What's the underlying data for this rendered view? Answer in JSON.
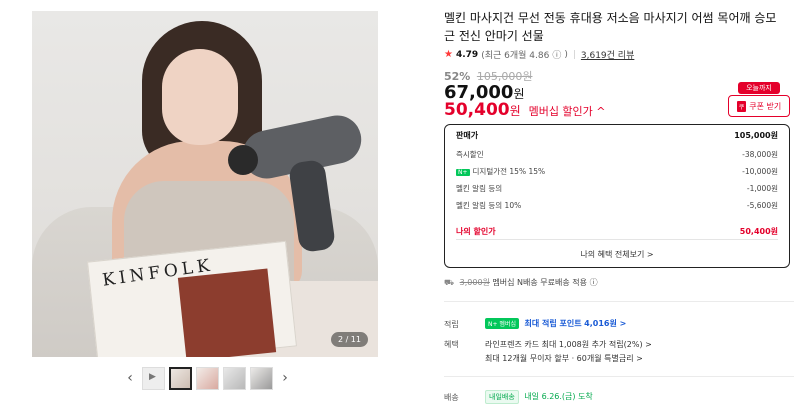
{
  "gallery": {
    "counter": "2 / 11",
    "magazine_title": "KINFOLK",
    "prev_arrow": "‹",
    "next_arrow": "›"
  },
  "product": {
    "title": "멜킨 마사지건 무선 전동 휴대용 저소음 마사지기 어썸 목어깨 승모근 전신 안마기 선물",
    "rating": "4.79",
    "rating_sub": "(최근 6개월 4.86",
    "rating_sub_close": ")",
    "reviews": "3,619건 리뷰",
    "discount_pct": "52%",
    "original_price": "105,000원",
    "sale_price": "67,000",
    "sale_unit": "원",
    "member_price": "50,400",
    "member_unit": "원",
    "member_label": "멤버십 할인가 ^"
  },
  "coupon": {
    "badge": "오늘까지",
    "ticket": "쿠",
    "label": "쿠폰 받기"
  },
  "breakdown": {
    "head_label": "판매가",
    "head_value": "105,000원",
    "rows": [
      {
        "label": "즉시할인",
        "value": "-38,000원"
      },
      {
        "label": "디지털가전 15% 15%",
        "value": "-10,000원",
        "badge": "N+"
      },
      {
        "label": "멜킨 알림 등의",
        "value": "-1,000원"
      },
      {
        "label": "멜킨 알림 등의 10%",
        "value": "-5,600원"
      }
    ],
    "total_label": "나의 할인가",
    "total_value": "50,400원",
    "more": "나의 혜택 전체보기 >"
  },
  "shipping_note": {
    "strike": "3,000원",
    "text": "멤버십 N배송 무료배송 적용"
  },
  "points": {
    "label": "적립",
    "badge": "N+ 멤버십",
    "text": "최대 적립 포인트",
    "amount": "4,016원 >"
  },
  "benefits": {
    "label": "혜택",
    "line1": "라인프렌즈 카드 최대 1,008원 추가 적립(2%) >",
    "line2": "최대 12개월 무이자 할부 · 60개월 특별금리 >"
  },
  "delivery": {
    "label": "배송",
    "badge": "내일배송",
    "date": "내일 6.26.(금) 도착"
  },
  "colors": {
    "accent_red": "#e4002b",
    "naver_green": "#03c75a"
  }
}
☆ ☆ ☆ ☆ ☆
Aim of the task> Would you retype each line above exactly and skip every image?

Task result>
What's the underlying data for this rendered view? Answer in JSON.
{
  "gallery": {
    "counter": "2 / 11",
    "magazine_title": "KINFOLK",
    "prev_arrow": "‹",
    "next_arrow": "›"
  },
  "product": {
    "title": "멜킨 마사지건 무선 전동 휴대용 저소음 마사지기 어썸 목어깨 승모근 전신 안마기 선물",
    "rating": "4.79",
    "rating_sub": "(최근 6개월 4.86",
    "rating_sub_close": ")",
    "reviews": "3,619건 리뷰",
    "discount_pct": "52%",
    "original_price": "105,000원",
    "sale_price": "67,000",
    "sale_unit": "원",
    "member_price": "50,400",
    "member_unit": "원",
    "member_label": "멤버십 할인가 ^"
  },
  "coupon": {
    "badge": "오늘까지",
    "ticket": "쿠",
    "label": "쿠폰 받기"
  },
  "breakdown": {
    "head_label": "판매가",
    "head_value": "105,000원",
    "rows": [
      {
        "label": "즉시할인",
        "value": "-38,000원"
      },
      {
        "label": "디지털가전 15% 15%",
        "value": "-10,000원",
        "badge": "N+"
      },
      {
        "label": "멜킨 알림 등의",
        "value": "-1,000원"
      },
      {
        "label": "멜킨 알림 등의 10%",
        "value": "-5,600원"
      }
    ],
    "total_label": "나의 할인가",
    "total_value": "50,400원",
    "more": "나의 혜택 전체보기 >"
  },
  "shipping_note": {
    "strike": "3,000원",
    "text": "멤버십 N배송 무료배송 적용"
  },
  "points": {
    "label": "적립",
    "badge": "N+ 멤버십",
    "text": "최대 적립 포인트",
    "amount": "4,016원 >"
  },
  "benefits": {
    "label": "혜택",
    "line1": "라인프렌즈 카드 최대 1,008원 추가 적립(2%) >",
    "line2": "최대 12개월 무이자 할부 · 60개월 특별금리 >"
  },
  "delivery": {
    "label": "배송",
    "badge": "내일배송",
    "date": "내일 6.26.(금) 도착"
  },
  "colors": {
    "accent_red": "#e4002b",
    "naver_green": "#03c75a"
  }
}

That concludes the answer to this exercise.